[What you need to do] Show every line from the entries that follow which holds the word "Pools".

Data records for software interfaces:
◇ ◇ ◇ ◇ ◇ ◇ ◇

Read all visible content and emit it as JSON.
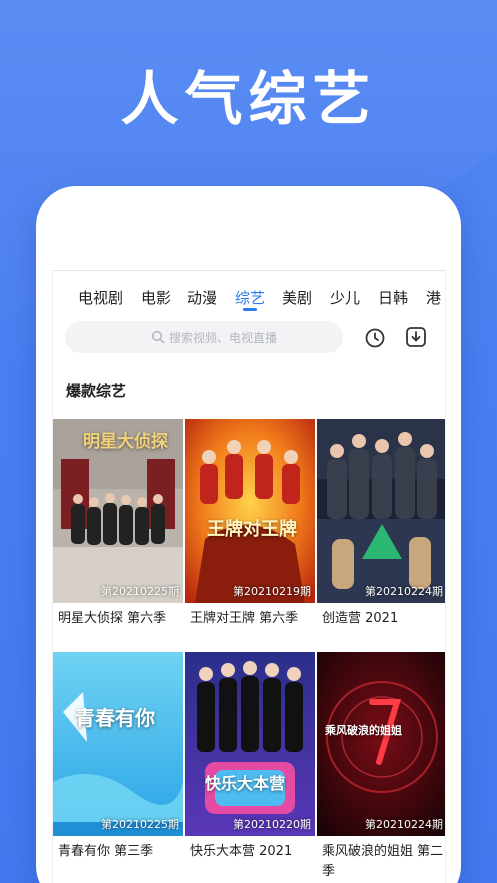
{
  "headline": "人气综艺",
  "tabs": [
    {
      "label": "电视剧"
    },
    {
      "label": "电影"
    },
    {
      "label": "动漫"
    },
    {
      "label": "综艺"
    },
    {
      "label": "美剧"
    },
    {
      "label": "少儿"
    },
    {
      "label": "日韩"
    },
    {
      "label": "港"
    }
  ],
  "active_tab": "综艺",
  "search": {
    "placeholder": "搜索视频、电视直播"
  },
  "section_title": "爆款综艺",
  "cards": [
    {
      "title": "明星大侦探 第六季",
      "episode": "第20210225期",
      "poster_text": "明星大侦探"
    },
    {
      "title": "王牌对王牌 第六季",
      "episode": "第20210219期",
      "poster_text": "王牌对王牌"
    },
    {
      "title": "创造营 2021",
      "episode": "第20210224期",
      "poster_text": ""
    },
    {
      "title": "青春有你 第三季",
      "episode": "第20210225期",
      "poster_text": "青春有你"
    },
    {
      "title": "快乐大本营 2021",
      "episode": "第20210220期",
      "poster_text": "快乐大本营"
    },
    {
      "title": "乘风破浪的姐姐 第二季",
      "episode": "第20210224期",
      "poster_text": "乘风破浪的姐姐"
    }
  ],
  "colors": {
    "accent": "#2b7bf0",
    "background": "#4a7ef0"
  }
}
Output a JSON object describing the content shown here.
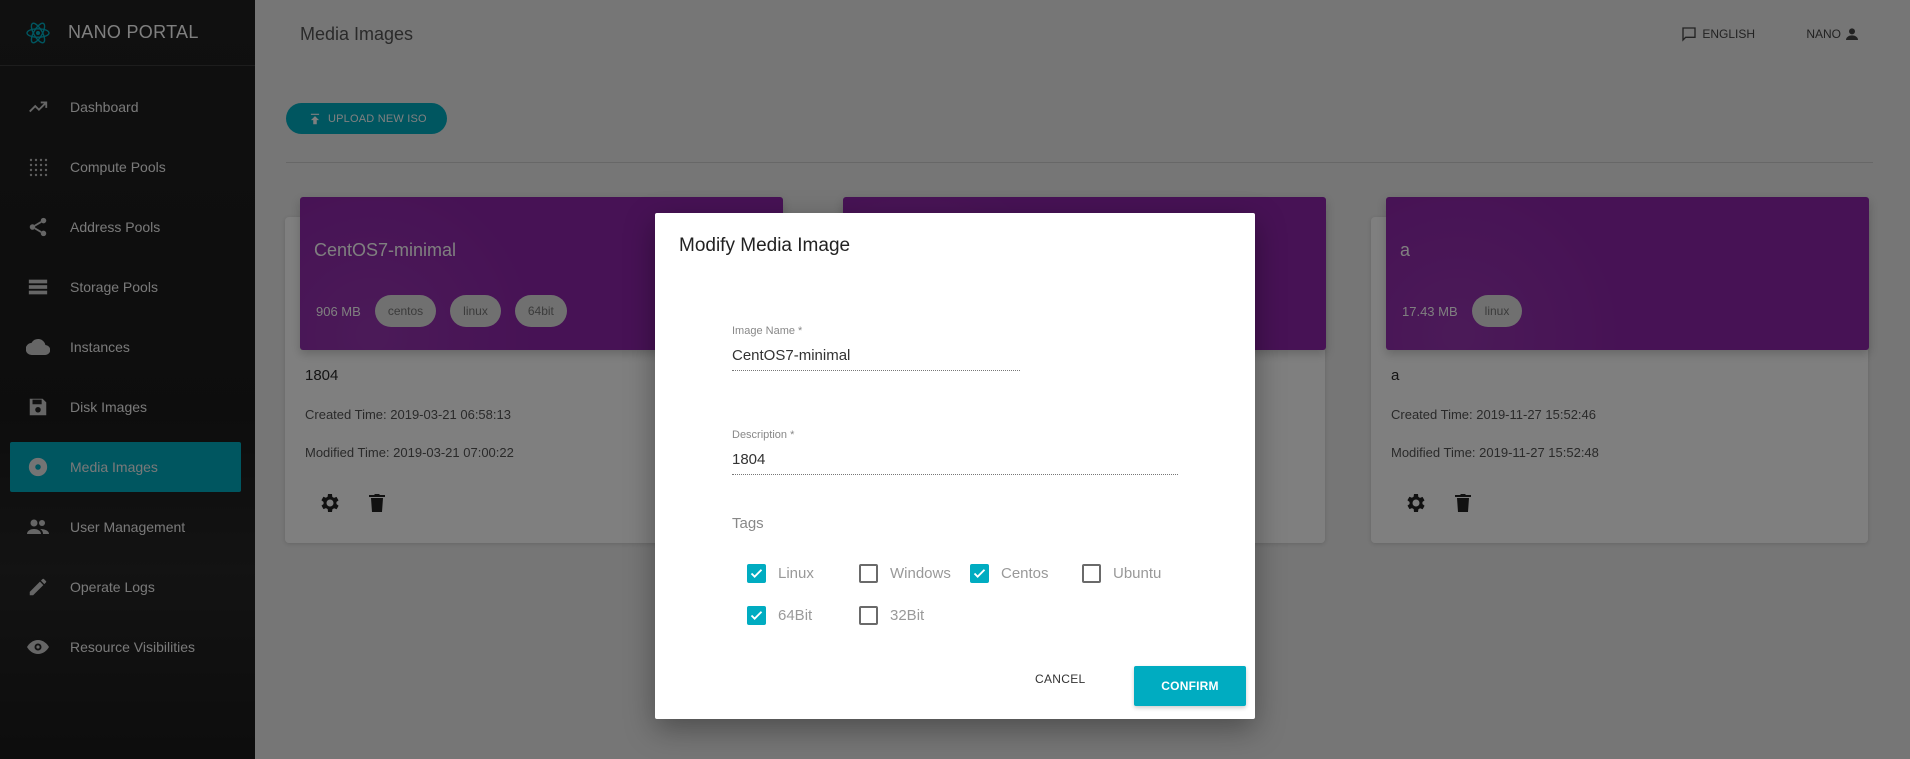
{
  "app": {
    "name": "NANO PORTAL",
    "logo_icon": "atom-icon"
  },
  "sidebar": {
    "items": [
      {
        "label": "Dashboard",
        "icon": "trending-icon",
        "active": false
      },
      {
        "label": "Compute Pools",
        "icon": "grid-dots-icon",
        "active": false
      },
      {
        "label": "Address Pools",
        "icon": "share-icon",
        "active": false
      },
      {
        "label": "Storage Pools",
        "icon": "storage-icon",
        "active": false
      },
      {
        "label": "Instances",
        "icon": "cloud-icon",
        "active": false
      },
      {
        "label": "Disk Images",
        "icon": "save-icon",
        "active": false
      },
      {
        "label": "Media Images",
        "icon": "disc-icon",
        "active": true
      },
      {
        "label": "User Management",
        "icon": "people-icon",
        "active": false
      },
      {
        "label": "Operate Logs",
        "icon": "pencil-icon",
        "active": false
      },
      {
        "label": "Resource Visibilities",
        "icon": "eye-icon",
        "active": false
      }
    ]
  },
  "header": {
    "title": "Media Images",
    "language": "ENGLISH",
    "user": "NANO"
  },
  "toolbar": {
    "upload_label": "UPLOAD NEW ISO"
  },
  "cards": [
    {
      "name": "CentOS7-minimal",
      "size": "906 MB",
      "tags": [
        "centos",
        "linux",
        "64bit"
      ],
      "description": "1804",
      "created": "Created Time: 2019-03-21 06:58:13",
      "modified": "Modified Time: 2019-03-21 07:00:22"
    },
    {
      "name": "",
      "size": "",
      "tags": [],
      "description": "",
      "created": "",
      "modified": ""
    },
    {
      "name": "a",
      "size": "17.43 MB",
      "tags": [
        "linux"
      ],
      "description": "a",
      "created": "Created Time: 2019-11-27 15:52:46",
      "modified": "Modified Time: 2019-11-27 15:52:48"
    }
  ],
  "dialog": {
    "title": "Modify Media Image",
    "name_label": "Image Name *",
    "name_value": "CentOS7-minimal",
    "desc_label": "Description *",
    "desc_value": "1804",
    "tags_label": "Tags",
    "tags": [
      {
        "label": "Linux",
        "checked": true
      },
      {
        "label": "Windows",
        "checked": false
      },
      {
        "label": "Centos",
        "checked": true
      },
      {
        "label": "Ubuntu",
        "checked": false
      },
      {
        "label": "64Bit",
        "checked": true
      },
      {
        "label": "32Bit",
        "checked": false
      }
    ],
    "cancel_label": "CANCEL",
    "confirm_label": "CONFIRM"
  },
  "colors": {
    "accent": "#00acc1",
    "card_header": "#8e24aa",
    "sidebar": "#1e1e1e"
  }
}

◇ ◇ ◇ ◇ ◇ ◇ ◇

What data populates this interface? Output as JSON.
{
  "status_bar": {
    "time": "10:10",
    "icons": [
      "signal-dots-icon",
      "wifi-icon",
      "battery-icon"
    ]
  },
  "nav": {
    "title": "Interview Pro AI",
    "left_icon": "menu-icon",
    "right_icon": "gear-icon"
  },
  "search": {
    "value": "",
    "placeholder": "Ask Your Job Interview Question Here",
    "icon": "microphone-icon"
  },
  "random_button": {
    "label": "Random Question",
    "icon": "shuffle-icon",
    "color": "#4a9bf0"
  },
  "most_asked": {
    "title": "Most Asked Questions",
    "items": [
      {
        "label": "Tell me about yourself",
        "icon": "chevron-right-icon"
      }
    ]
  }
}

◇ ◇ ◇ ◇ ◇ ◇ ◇

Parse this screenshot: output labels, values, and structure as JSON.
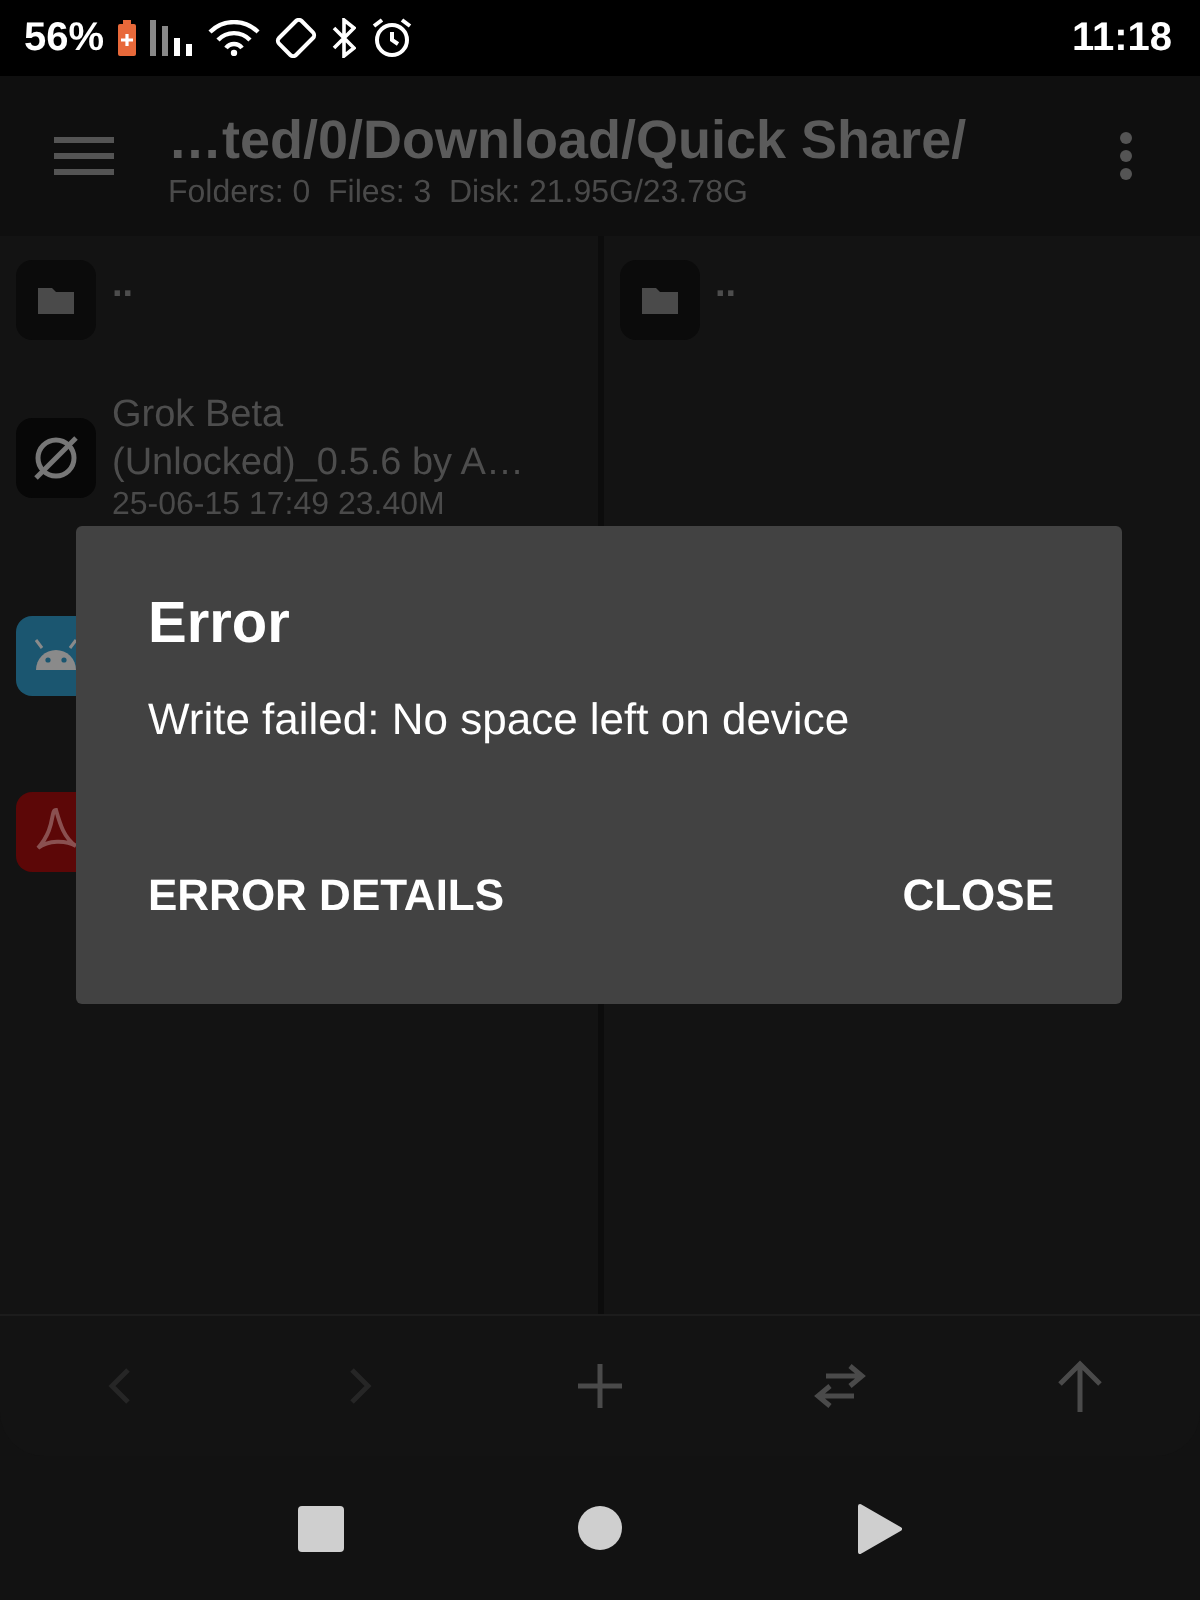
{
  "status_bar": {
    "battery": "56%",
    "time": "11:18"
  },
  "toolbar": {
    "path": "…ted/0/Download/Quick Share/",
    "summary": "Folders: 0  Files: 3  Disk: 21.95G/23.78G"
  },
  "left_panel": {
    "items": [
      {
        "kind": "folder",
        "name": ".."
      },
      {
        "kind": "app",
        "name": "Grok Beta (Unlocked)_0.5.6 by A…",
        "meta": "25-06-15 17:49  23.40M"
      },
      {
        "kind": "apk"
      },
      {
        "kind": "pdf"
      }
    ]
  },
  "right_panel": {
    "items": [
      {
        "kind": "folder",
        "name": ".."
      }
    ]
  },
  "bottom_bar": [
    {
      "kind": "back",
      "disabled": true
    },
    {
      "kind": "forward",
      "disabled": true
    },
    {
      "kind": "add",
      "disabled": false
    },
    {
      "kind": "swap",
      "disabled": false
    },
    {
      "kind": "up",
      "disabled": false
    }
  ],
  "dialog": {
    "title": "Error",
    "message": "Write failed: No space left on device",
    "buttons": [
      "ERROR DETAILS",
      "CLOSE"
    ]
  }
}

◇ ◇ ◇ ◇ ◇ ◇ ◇

[Result of this exercise]
        "label": "Compute Pools",
        "label": "Address Pools",
        "label": "Storage Pools",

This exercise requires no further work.